—. "Electronic Literature and Sound." Electronic Literature as Digital Humanities: Contexts, Forms & Practices, edited by James O'Sullivan and Dene Grigar, Bloomsbury. (In production)
—. "A Mighty Span: Sound, Practice, Community." Resonant Practices in Communities of Sound, SpokenWeb Symposium, 30-31 May 2019, Simon Fraser University, Harbour Centre, Vancouver, BC, Canada.
Barber, John. Martians, Moustaches, and Radio Drama. A Case Study for Sound Art Curation by Re-Creation. Leonardo Electronic Almanac, vol. 33, no. 3, Dec. 2018.
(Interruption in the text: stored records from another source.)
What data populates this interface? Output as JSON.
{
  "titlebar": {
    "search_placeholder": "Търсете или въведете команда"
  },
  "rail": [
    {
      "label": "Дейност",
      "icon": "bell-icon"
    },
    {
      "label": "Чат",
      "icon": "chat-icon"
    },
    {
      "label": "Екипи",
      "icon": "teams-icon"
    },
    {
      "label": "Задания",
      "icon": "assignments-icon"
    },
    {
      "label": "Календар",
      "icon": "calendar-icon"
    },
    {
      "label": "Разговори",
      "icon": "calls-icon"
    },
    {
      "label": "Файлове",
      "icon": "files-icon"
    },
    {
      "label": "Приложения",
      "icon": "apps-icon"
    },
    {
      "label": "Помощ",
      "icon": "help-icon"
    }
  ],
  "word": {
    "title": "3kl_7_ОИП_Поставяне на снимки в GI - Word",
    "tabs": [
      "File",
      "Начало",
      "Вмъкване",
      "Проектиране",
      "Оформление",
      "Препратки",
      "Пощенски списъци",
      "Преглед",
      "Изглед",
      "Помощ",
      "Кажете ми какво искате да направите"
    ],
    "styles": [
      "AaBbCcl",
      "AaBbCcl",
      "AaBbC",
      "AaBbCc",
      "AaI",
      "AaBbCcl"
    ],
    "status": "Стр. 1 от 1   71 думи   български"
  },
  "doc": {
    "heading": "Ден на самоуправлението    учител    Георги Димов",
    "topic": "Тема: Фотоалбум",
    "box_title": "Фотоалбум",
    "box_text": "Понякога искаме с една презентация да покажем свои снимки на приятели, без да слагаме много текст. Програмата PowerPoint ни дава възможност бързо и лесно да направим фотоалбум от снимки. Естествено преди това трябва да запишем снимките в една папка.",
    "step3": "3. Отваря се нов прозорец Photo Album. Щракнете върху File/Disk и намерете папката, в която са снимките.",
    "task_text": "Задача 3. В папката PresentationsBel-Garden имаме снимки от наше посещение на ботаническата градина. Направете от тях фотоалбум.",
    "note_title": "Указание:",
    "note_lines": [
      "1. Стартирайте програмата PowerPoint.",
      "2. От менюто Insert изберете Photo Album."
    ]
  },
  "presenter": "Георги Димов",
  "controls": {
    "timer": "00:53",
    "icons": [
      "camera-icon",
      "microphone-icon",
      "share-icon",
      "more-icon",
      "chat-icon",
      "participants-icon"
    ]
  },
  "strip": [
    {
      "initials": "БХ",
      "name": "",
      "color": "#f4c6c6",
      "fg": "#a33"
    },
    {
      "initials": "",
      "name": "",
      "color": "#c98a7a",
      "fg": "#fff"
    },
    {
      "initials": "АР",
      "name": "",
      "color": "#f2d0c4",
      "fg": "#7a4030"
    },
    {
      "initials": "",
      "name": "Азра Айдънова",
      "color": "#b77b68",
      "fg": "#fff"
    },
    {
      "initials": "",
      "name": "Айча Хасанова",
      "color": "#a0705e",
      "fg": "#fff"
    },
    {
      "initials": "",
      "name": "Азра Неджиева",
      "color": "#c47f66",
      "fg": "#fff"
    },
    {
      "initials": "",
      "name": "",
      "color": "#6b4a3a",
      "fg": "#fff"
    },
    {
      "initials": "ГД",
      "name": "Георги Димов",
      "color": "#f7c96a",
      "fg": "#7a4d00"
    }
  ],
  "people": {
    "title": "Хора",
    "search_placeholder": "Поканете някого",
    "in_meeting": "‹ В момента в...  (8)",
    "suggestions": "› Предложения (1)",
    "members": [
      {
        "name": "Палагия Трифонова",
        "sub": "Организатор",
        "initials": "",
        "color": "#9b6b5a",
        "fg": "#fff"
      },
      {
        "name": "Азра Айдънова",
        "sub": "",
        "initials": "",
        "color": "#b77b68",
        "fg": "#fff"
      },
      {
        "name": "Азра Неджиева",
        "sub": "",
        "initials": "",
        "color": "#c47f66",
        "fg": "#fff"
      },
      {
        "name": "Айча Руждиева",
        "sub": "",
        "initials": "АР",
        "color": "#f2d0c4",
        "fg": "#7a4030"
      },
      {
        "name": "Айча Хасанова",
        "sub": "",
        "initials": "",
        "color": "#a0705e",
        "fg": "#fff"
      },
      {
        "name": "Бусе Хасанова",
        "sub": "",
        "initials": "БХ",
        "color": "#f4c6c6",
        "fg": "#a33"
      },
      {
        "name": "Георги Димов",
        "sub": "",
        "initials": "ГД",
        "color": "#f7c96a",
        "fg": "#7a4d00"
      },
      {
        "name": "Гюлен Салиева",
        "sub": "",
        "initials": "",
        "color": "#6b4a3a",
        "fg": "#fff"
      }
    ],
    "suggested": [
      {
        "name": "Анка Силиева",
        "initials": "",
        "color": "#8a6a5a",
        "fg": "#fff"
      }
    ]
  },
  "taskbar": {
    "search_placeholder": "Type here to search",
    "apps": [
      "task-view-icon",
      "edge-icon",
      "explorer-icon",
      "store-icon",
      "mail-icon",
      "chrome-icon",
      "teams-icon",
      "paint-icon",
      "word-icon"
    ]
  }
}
Barber, John. Radio Art: A (mass) Medium Becomes An (artistic) Medium. Hyperrhiz: New Media Cultures, vol. 17, 2017. https://doi.org/10.20415/hyp/017. Rpt. in French translation as L'art Radiophonique: Histoire d'un Médium de Masse Devenu Médium Artistique, Appareil, vol. 18, 2017. Rpt. in Art Médium, Média, edited by Pascal Krajewski, L'Harmattan, 2018, pp. 209-226. ISBN: 978-2-343-13800-8.
—. Radio Nouspace: Radio, Sound, and Digital Humanities. Digital Studies/Le champ numérique, vol. 7, no. 1, 13 Oct. 2017. (See https://www.digitalstudies.org/collections/special/the-digital-humanities-summer-institute/) Rpt. in Digital Studies/Le champ numérique, vol. 8, no. 1, 28 Feb. 2018. DOI: http://doi.org/10.16995/dscn.275
—. "Broadcasting from the Barricades and Beaches: BBC Listeners and Producers Learn the Power of Radio." BBC and the World News Service: Debts & Legacies Conference, 3-4 Feb. 2017, King's College, London, England.
Barber, John. "Curation by Re-Creation: Innovative, New Knowledge Model for Classic Radio Drama." New Knowledge Models: Sustaining Partnerships to Transform Scholarly Production, INKE (Implementing New Knowledge Environments) Conference, 19 Jan. 2016, Whistler, BC, Canada.
Barber, John. Internet Radio and Electronic Literature: Locating the Text in Aural Narratives. ebr [electronic book review], 3 May 2014.
—. Future Audio Drama: Imagine the Possibilities. Audio Drama Seminar, 19-20 Aug. 2014, University of Copenhagen, Copenhagen, Denmark. See Birmingham School of Media's Radio Blog.
—. "Radio: Local, Global, Collaborative, Mobile." ICA Mobile Preconference, 21-22 May 2014, University of Washington, Seattle, WA.
—. "Sound Curation by Re-Creation: The War of the Worlds Radio (Re)broadcast, Martians with Mustaches: A Case Study and Suggestions." International Sound Arts Curation Series, 15-17 May 2014, Goldsmith's, University of London and The Courtauld Institute of Art, London, England.
Barber, John. Audiobiography: 1960s: A Sonic Memoir. Harlot: A Revealing Look at the Arts of Persuasion, vol. 9, Apr. 2013.
—. "Internet Radio and Electronic Literature: Locating the Text in Aural Narratives." Electronic Literature Organization 2013 International Conference, 24-27 Sep. 2013, Paris, France.
—. "Internet Radio: Radio after the Future." What is Radio? Exploring the Past, Present, and Future of Radio Conference, 25-27 Apr. 2013, University of Oregon School of Journalism and Communication, Portland, OR.